The girls were given statements about gender roles in the family and issues like divorce.

“So, there’s this huge wave of revenge porn in Sri Lanka,” says Kavindya, “where there have been so many nude photographs of actresses being released onto the web. It’s been really tragic. So we asked them, whose fault is it?”

Kavindya describes the session. Most of the girls flocking to the same area of the room at the beginning, convinced that it was the actresses’ fault if their pictures were online. Most of them agreed, “Before giving a photograph to anyone, she needs to know how girls should behave in our society.”

The Without Borders team didn’t intervene, they just observed.

“It was so interesting how by the end of five minutes, everyone had shifted to say, no I realise actually it’s not the girl’s fault, she’s a victim here. They themselves argued and they formed their own opinions and realised and shifted towards a completely different spectrum.”

The first cohort isn’t even halfway through their Inspire Lab year, but already the girls are changing.

“One of the main changes I’ve seen is they’re beginning to form their own opinions about issues, and be able to speak up and defend those opinions,” says Kavindya. “It’s just been really nice to see them having that confidence. That’s been really encouraging.”

And, as with all the best projects, the benefits go both ways.

“It’s nice to see them building such a beautiful relationship with us. We’re not just teaching them, we’re learning from them too.”

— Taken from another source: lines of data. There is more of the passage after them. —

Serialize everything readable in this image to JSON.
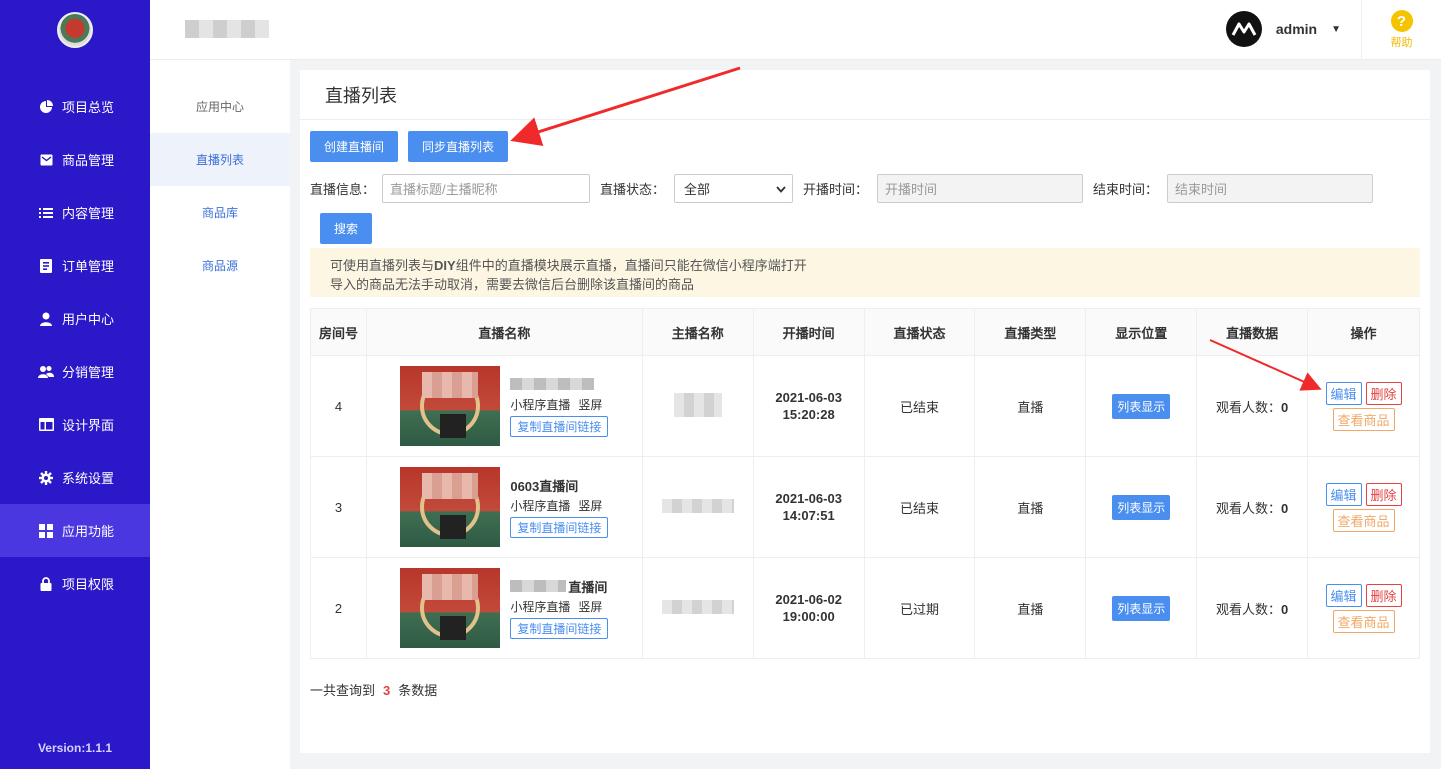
{
  "app": {
    "version": "Version:1.1.1"
  },
  "sidebar": {
    "items": [
      {
        "label": "项目总览",
        "icon": "pie-chart-icon"
      },
      {
        "label": "商品管理",
        "icon": "inbox-icon"
      },
      {
        "label": "内容管理",
        "icon": "list-icon"
      },
      {
        "label": "订单管理",
        "icon": "order-icon"
      },
      {
        "label": "用户中心",
        "icon": "user-icon"
      },
      {
        "label": "分销管理",
        "icon": "users-icon"
      },
      {
        "label": "设计界面",
        "icon": "layout-icon"
      },
      {
        "label": "系统设置",
        "icon": "gear-icon"
      },
      {
        "label": "应用功能",
        "icon": "grid-icon",
        "active": true
      },
      {
        "label": "项目权限",
        "icon": "lock-icon"
      }
    ]
  },
  "topbar": {
    "user": "admin",
    "help": "帮助"
  },
  "subnav": {
    "title": "应用中心",
    "items": [
      "直播列表",
      "商品库",
      "商品源"
    ]
  },
  "page": {
    "title": "直播列表",
    "create_label": "创建直播间",
    "sync_label": "同步直播列表",
    "search_label": "搜索"
  },
  "filters": {
    "info_label": "直播信息：",
    "info_placeholder": "直播标题/主播昵称",
    "status_label": "直播状态：",
    "status_value": "全部",
    "start_label": "开播时间：",
    "start_placeholder": "开播时间",
    "end_label": "结束时间：",
    "end_placeholder": "结束时间"
  },
  "notice": {
    "line1_pre": "可使用直播列表与",
    "line1_bold": "DIY",
    "line1_post": "组件中的直播模块展示直播，直播间只能在微信小程序端打开",
    "line2": "导入的商品无法手动取消，需要去微信后台删除该直播间的商品"
  },
  "table": {
    "headers": [
      "房间号",
      "直播名称",
      "主播名称",
      "开播时间",
      "直播状态",
      "直播类型",
      "显示位置",
      "直播数据",
      "操作"
    ],
    "rows": [
      {
        "id": "4",
        "name": "",
        "meta1": "小程序直播",
        "meta2": "竖屏",
        "copy": "复制直播间链接",
        "date": "2021-06-03",
        "time": "15:20:28",
        "status": "已结束",
        "type": "直播",
        "position": "列表显示",
        "viewers_label": "观看人数：",
        "viewers": "0"
      },
      {
        "id": "3",
        "name": "0603直播间",
        "meta1": "小程序直播",
        "meta2": "竖屏",
        "copy": "复制直播间链接",
        "date": "2021-06-03",
        "time": "14:07:51",
        "status": "已结束",
        "type": "直播",
        "position": "列表显示",
        "viewers_label": "观看人数：",
        "viewers": "0"
      },
      {
        "id": "2",
        "name": "直播间",
        "meta1": "小程序直播",
        "meta2": "竖屏",
        "copy": "复制直播间链接",
        "date": "2021-06-02",
        "time": "19:00:00",
        "status": "已过期",
        "type": "直播",
        "position": "列表显示",
        "viewers_label": "观看人数：",
        "viewers": "0"
      }
    ],
    "ops": {
      "edit": "编辑",
      "delete": "删除",
      "view": "查看商品"
    }
  },
  "footer": {
    "total_pre": "一共查询到",
    "total": "3",
    "total_post": "条数据"
  },
  "colors": {
    "sidebar": "#2b18c8",
    "primary": "#4a8ef0",
    "danger": "#e24343",
    "warning": "#f0a868",
    "arrow": "#f02a2a"
  }
}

Kavindya Thennakoon

"It’s just been life changing and the girls change by the day.”

Kavindya Thennakoon